Introduction. Difficulties in understanding health information and negative attitudes may form a barrier for effective information use by older people. This study seeks to increase the understanding of health information behaviour, as well as attitudes towards health information and motivating factors for encouraging physical activity in older people. The main focus is on information about physical activity and comparing sexes and different age groups.Method. Population-based data were collected with a questionnaire survey in the GASEL study. A random sample of 1,500 adults 65 years or older was obtained from the Finnish Population Register Centre. The number of respondents was 918 with a response rate of 61.2%.Analysis. The statistical significance of the differences between the sexes and age groups were compared using non-parametric tests.Results.
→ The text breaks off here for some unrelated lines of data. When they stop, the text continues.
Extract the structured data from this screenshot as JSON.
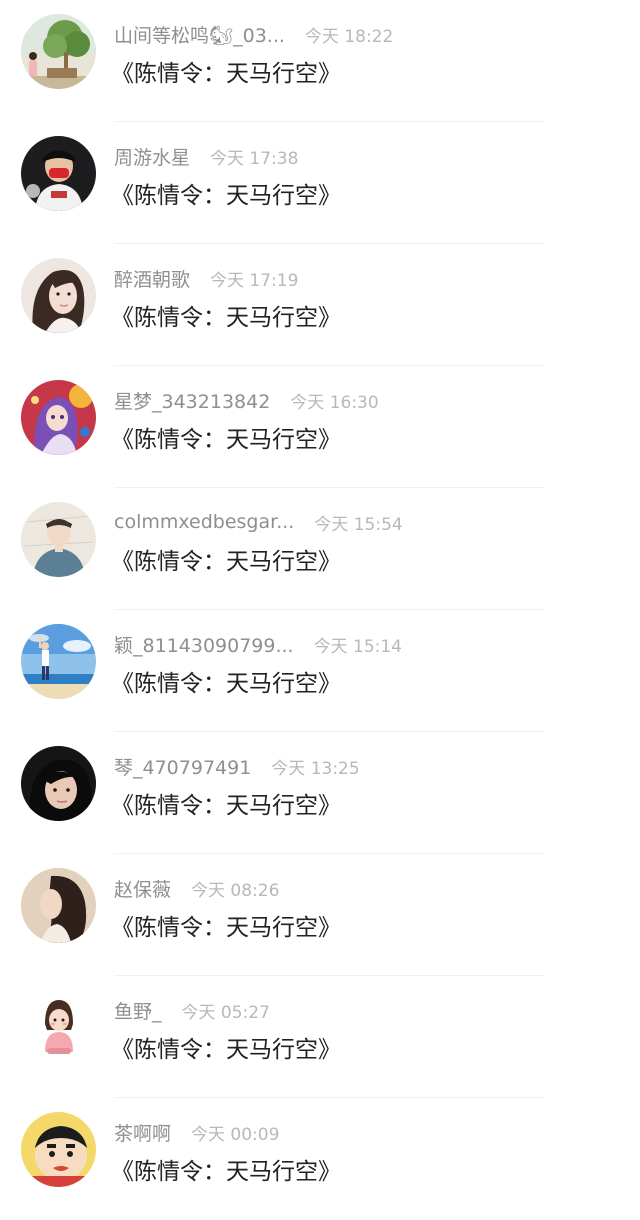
{
  "comments": [
    {
      "name": "山间等松鸣🐿_03...",
      "time": "今天 18:22",
      "text": "《陈情令：天马行空》",
      "avatar": "tree-avatar"
    },
    {
      "name": "周游水星",
      "time": "今天 17:38",
      "text": "《陈情令：天马行空》",
      "avatar": "masked-person-avatar"
    },
    {
      "name": "醉酒朝歌",
      "time": "今天 17:19",
      "text": "《陈情令：天马行空》",
      "avatar": "woman-portrait-avatar"
    },
    {
      "name": "星梦_343213842",
      "time": "今天 16:30",
      "text": "《陈情令：天马行空》",
      "avatar": "anime-girl-avatar"
    },
    {
      "name": "colmmxedbesgar...",
      "time": "今天 15:54",
      "text": "《陈情令：天马行空》",
      "avatar": "illustrated-boy-avatar"
    },
    {
      "name": "颖_81143090799...",
      "time": "今天 15:14",
      "text": "《陈情令：天马行空》",
      "avatar": "beach-figure-avatar"
    },
    {
      "name": "琴_470797491",
      "time": "今天 13:25",
      "text": "《陈情令：天马行空》",
      "avatar": "dark-selfie-avatar"
    },
    {
      "name": "赵保薇",
      "time": "今天 08:26",
      "text": "《陈情令：天马行空》",
      "avatar": "long-hair-profile-avatar"
    },
    {
      "name": "鱼野_",
      "time": "今天 05:27",
      "text": "《陈情令：天马行空》",
      "avatar": "cartoon-girl-avatar"
    },
    {
      "name": "茶啊啊",
      "time": "今天 00:09",
      "text": "《陈情令：天马行空》",
      "avatar": "crayon-shinchan-avatar"
    }
  ]
}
Women were more likely to have shared information with others related to physical activity. Men were more likely to consider that health related stories and articles were overly long and scientific and that ipsative and normative comparison motivates them. The older the respondents were the more likely they were to avoid information and to agree that health information is often too long and scientific and mostly aimed at young people. The younger the respondents were the more eagerly they preferred ipsative comparison and considered information given by different physical activity monitors as motivating. The oldest age group (80 years or older) especially had difficulties with understanding and accepting health information.Conclusion. Older adults need health information in an easily understandable and accessible form. When possible, the information provided should be tailored for the recipient.
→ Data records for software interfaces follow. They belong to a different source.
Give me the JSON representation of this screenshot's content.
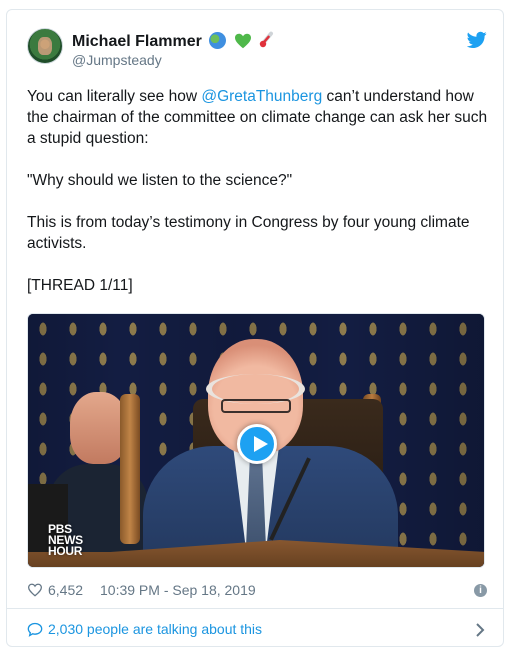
{
  "author": {
    "name": "Michael Flammer",
    "handle": "@Jumpsteady",
    "emoji_icons": [
      "globe-icon",
      "green-heart-icon",
      "thermometer-icon"
    ]
  },
  "tweet": {
    "line1_pre": "You can literally see how ",
    "mention": "@GretaThunberg",
    "line1_post": " can’t understand how the chairman of the committee on climate change can ask her such a stupid question:",
    "quote": "\"Why should we listen to the science?\"",
    "paragraph3": "This is from today’s testimony in Congress by four young climate activists.",
    "thread": "[THREAD 1/11]"
  },
  "media": {
    "type": "video",
    "logo_lines": [
      "PBS",
      "NEWS",
      "HOUR"
    ]
  },
  "meta": {
    "likes": "6,452",
    "timestamp": "10:39 PM - Sep 18, 2019"
  },
  "footer": {
    "talking": "2,030 people are talking about this"
  },
  "colors": {
    "link": "#1b95e0",
    "twitter_blue": "#1da1f2",
    "muted": "#657786"
  }
}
|Publication status||Published - 2017|
|MoE publication type||A1 Journal article-refereed|